Hamiz Awan, Founder and Partner at Plutus21 Capital, discusses Blockchain infrastructure and platforms.
Sramana Mitra: Let’s introduce you to our audience. Tell us a bit about our background as well as about Plutus21 Capital.
Hamiz Awan: I grew up in Pakistan. I spent my entire life there and then moved to the US to go to school. I’ve been involved in a few different entrepreneurial ventures before, but Plutus is my first venture in the investing space. Plutus21 is an alternative asset management. We focus very heavily on Blockchain investments. We focus on infrastructure within Blockchain – protocols, marketplaces, platforms. We try to make sense of those and invest in those.
Sramana Mitra: Where are you operating out of?
Hamiz Awan: Dallas, Texas.
Sramana Mitra: What is the scope of Plutus’ investment from a geographical standpoint?

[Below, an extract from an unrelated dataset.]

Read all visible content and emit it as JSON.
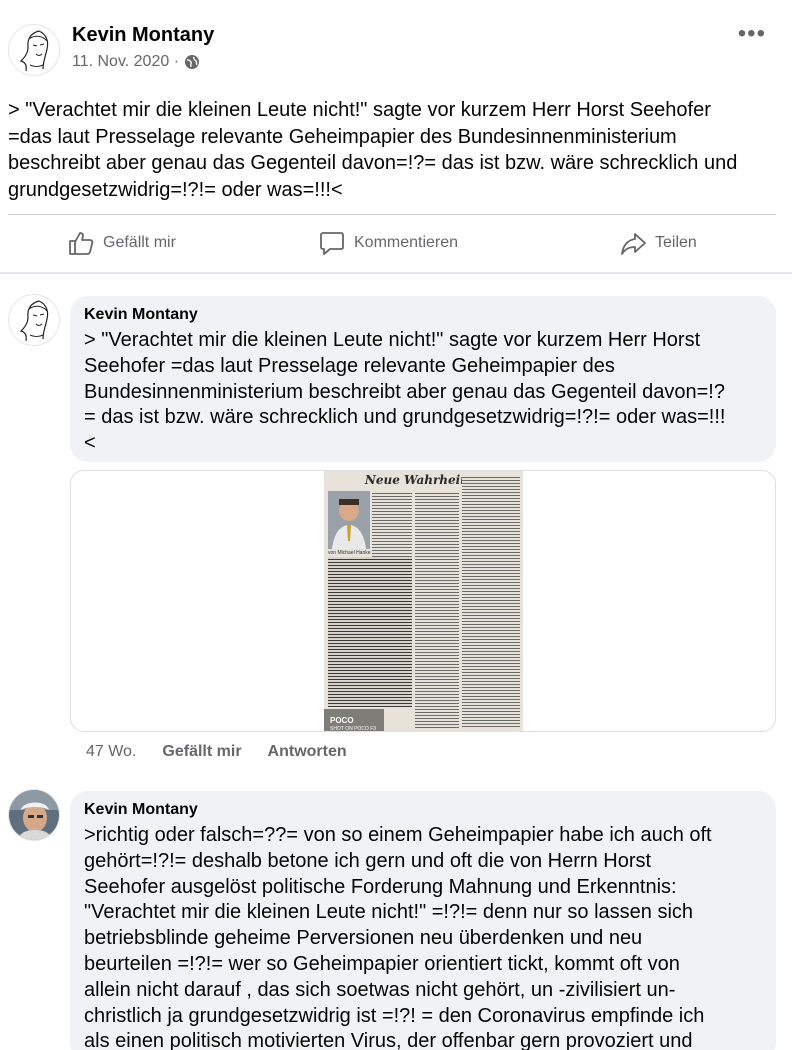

Hamiz Awan: One of the great things about Blockchain is it’s been a global movement. There really isn’t a center of Blockchain. It’s always been a very global thing. Our investments have no real borders. Some of them don’t even have headquarters. We look for problems that need immediate solving. A lot of times, these problems are outside the US. A lot of the financial infrastructure issues and governance issues are outside the US. Naturally, the user base that we look at is usually outside of the US but the companies are global in nature.
Sramana Mitra: What is the structure of Plutus? Is it structured as a regular venture fund?
Hamiz Awan: We’re an open-ended fund. That’s possible because we’re in Blockchain markets. Largely, we invest in very liquid assets. One of the interesting things about Blockchain-based assets is that a lot of the assets in the space are liquid. They’re not the traditional private equity that you would buy in these early-stage companies. Because we had liquidity on our end, we can do venture-like investing but do it with liquidity. That’s where we’re able to have an open-ended structure.
We do invest in traditional private equity. These companies are structured mostly as special purpose vehicles that are close-ended. For most of our investments, we have an open-ended structure. It looks like a marriage between a hedge fund and a venture fund. We have the liquidity of a hedge fund, but the investing is venture.
Sramana Mitra: Let’s do some case studies. Maybe that would be the best case for us to understand. Pick one or two of your investments and walk us through what they do and how you have invested in those companies.
Hamiz Awan: One of the things that people misunderstand about Blockchain is that the only disruption in Blockchain is how they’re going to disrupt business models. That’s just one part. In my view, there are two separate pieces here. One is the disruption of the business model. Two is the disruption in how capital is being formed.
A lot of these companies are not going down the traditional path of fund-raising. They’re not raising capital from VCs or angel investors. They’re either pre-selling their service or they’re raising money through loyalty programs. Some of them look like a loyalty program. Some of them might look like equity.
It is a little bit more difficult to understand why these assets would have value. Essentially, there is a new part in the capital stack. I have debt, equity, and then digital asset. It’s a whole new piece of how these companies are raising capital. We have to think about it from that perspective.